copy, of a paper in his possession, or under his control, containing evidence relating to the merits of the action, or the defence therein. If it be refused, the court, on motion, may exclude the paper from being given in evidence.
EXAMINATION OF PARTIES.
SECTION 313. Abolishes the action for discovery.
344. A party may call bis adversary as a witness.
by the oath of the party calling him.
$ 313. No action to obtain discovery under oath, in aid of the prosecution or defence of another action, shall be allowed, nor shall any examination of a party be had, on behalf of the adverse party, except in the manner prescribed by this chapter.
§ 344. A party to an action may be examined as a witness, at the instance of the adverse party, or of any one of several adverse parties, and for that purpose may be compelled, in the same manner, and subject to the same rules of examination, as any other witness, to testify, either at the trial, or conditionally, or upon commission.
§ 345. The examination, instead of being had as provided in the last section, may be had, at any time be
fore the trial, at the option of the party claiming it, before a judge of the court or a county judge, on a previous notice to the party to be examined, and any other adverse party, of at least five days, unless, for good cause shown, the judge order otherwise. But the party to be examined, shall not be compelled to attend in any other county than that of his residence, or where he may be served with a summons for his attendance.
$ 346. The party to be examined, as in the last section provided, may be compelled to attend, in the same manner as a witness who is to be examined conditionally; and the examination shall be taken and filed in like manner, and may be read by either party on the trial.
$ 347. The examination of the party, thus taken, may be rebutted by adverse testimony.
$ 348. If a party refuse to attend and testify as in the last three sections provided, besides being punished himself as for a contempt, his complaint, answer or reply may be rejected.
$ 349. A party examined by an adverse party, as in this chapter provided, may be examined, on his own behalf, in respect to any matter pertinent to the issue. But if he testify to any new matter, not responsive to the enquiries put to him by the adverse party, such adverse party may offer himself as a witness on his own behalf, in respect to the new matter, and shall be se received.
$ 350. A person for whose immediate benefit the action is prosecuted or defended, though not a party to the action, may be examined as a witness, in the same manner, and subject to the same rules of examination, as if he were named as a party.
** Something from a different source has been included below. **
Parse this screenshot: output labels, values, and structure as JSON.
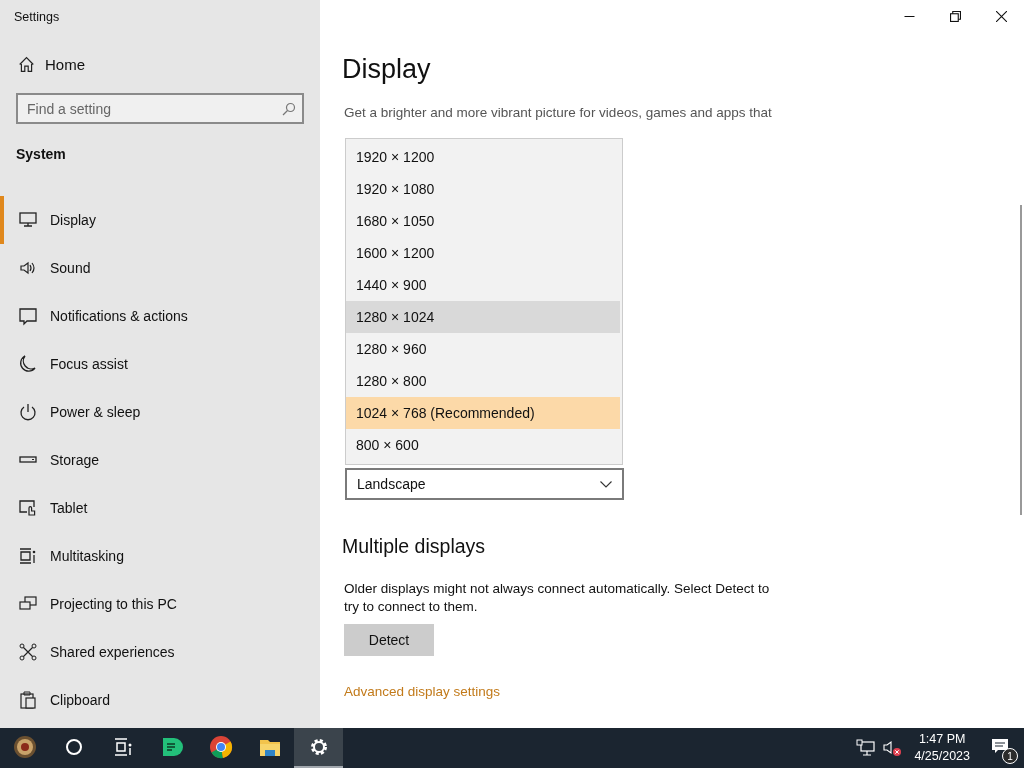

The provisions contained in this chapter, we hare considered so important to the success of our system, that from the first we have contemplated their introduction. Meantime the legislature, at their late session, have passed an act upon the subject. That act however, contemplates the examination at the trial only. We think it imporant to extend it so as to permit the examination to take place before the trial, at the option of the party.
Before the act of the last session, whenever a party sought a discovery from his adversary, he was obliged to file a bill in equity, called a bill of discovery. The proceeding was dilatory and expensive. If the examination be had at all, it may be had in the same action as well as in another. That it should be had in some form, our law has always admitted. The difficulty was, that the process to obtain it, was oppressive, and often ineffectual.
Two modes of examination have been proposed, one oral and the other uçon written interrogatories. The latter is the method of the civil law. We think the question is decided, by the act of December, and if it were not, we should still prefer the oral examination. A written deposition taken in private, is not the best means of eliciting the truth; nor do we see, why the law should be so tender of the consciences of parties, when it is so hard with the consciences of witnesses. These are brought into court, are made to waste their .ime about a matter not their own, and, when called to the stand, are subjected to the most searching and often offensive examination. Why should he, who has brought them there, be exempted from the same scrutiny?
One of the great benefits, to be expected from the examination of the parties, is the relief it will afford, to the rest of the